We thanked the maid and set out across the snow-covered lawn to the garage. More imported building materials and a cement mixer littered the driveway. I approached the door and knocked a few times. When no one responded, I called out “Alexander Isayevich?”. A pause of a few seconds ensued, then came a piercing voice, none too inviting, “Kto eto?” (“Who’s there?”) I replied that we were foreign journalists from Moscow who had come to congratulate him on his Nobel Prize.
The door burst open and we were transfixed by this little man with a magnificent head of reddish hair that spread down his face into a bushy beard. He gave us the once over with his beady blue eyes. We recognized him immediately from photographs as the author of a series of literary masterpieces, all banned in Russia. When he was satisfied in his own mind that we were not KGB operatives in disguise, he confirmed his identity.
Solzhenitsyn spoke rapidly, like a man with a lot on his mind, in a strange, high-pitched voice. I started by asking him for his reaction to being selected for the Nobel (probably some inane question such as “How does it feel?”). He avoided the question, perhaps dreading headlines around the world that might make his situation even more difficult.
He replied that he regretted he could not invite us into his humble quarters because he was a guest himself in the apartment owned by Rostropovich. It seemed like a poor excuse to turn us away but we understood the real reason.
We could see inside that he was housed in a partially completed apartment being constructed inside the garage. The danger that this represented for Rostropovich — harboring an outspoken critic of the regime — was not lost upon us. Both of these men were heroic figures willing to risk their liberty, perhaps their lives, to speak out for human rights in Russia. Since 1966, when a show trial sentenced two writers to hard labor in the gulag, most Soviet intellectuals had kept their liberal views to themselves.

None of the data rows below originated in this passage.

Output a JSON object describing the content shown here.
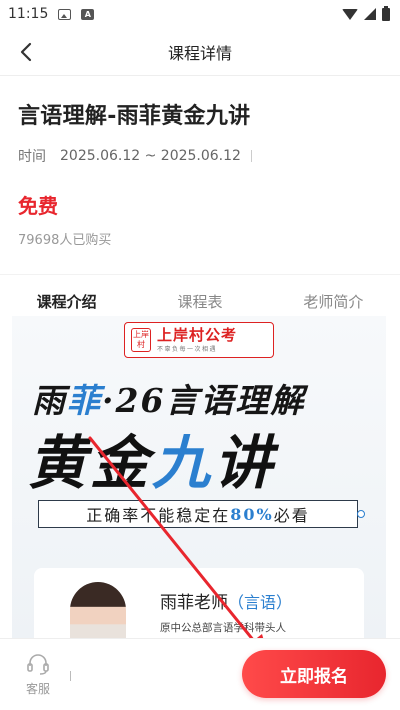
{
  "status_bar": {
    "time": "11:15"
  },
  "nav": {
    "title": "课程详情"
  },
  "course": {
    "title": "言语理解-雨菲黄金九讲",
    "time_label": "时间",
    "time_value": "2025.06.12 ~ 2025.06.12",
    "price": "免费",
    "buyers": "79698人已购买"
  },
  "tabs": [
    {
      "label": "课程介绍",
      "active": true
    },
    {
      "label": "课程表",
      "active": false
    },
    {
      "label": "老师简介",
      "active": false
    }
  ],
  "poster": {
    "logo_seal": "上岸村",
    "logo_name": "上岸村公考",
    "logo_slogan": "不辜负每一次相遇",
    "line1_a": "雨",
    "line1_b": "菲",
    "line1_c": "·26言语理解",
    "line2_a": "黄金",
    "line2_b": "九",
    "line2_c": "讲",
    "banner_a": "正确率不能稳定在",
    "banner_pct": "80%",
    "banner_b": "必看",
    "teacher_name": "雨菲老师",
    "teacher_subject": "（言语）",
    "teacher_desc": "原中公总部言语学科带头人"
  },
  "bottom_bar": {
    "service_label": "客服",
    "signup_label": "立即报名"
  },
  "colors": {
    "accent": "#e8262e",
    "poster_blue": "#2b7fcf"
  }
}
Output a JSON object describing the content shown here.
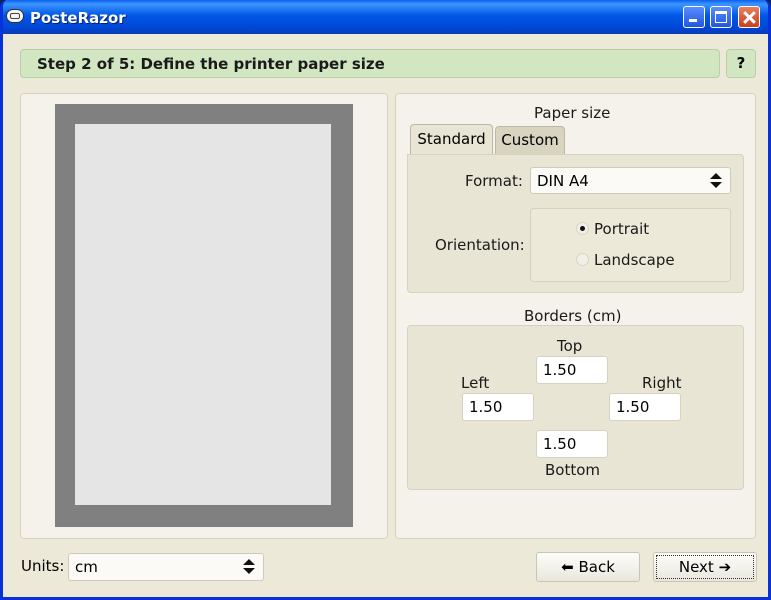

The conversation that followed was brief and to the point. Solzhenitsyn confirmed that he knew about the prize but felt he could not comment on it because his host was away.
Sensitive types can, of course, have a dark side of self-indulgence and evasion of responsibility — and if you doubt that, try reading a biography of E.E. Cummings. On the other hand, his Romanticism saved him from several of the intellectual mistakes of the age. Just as his generation was falling for the Soviet Union, Cummings visited the place and saw straight through it. And the only thing he loathed more than Communism was the belief-now known as scientism-that the supreme kind of knowledge comes from scientific measurement. It was for others to show why this is bad science and worse philosophy. Cummings just launched himself against it, armed with love, gratitude and sheer contempt. As far as he was concerned, a flower in springtime, a kiss, a newborn child are each intrinsically more valuable and interesting than every scientific investigation put together. — Daniel Hitchens, “Both Ancient and Avant-Garde”
Saw this marvelous 1934 photo of Thomas Mann by Edward Steichen at the Phillips Collection today.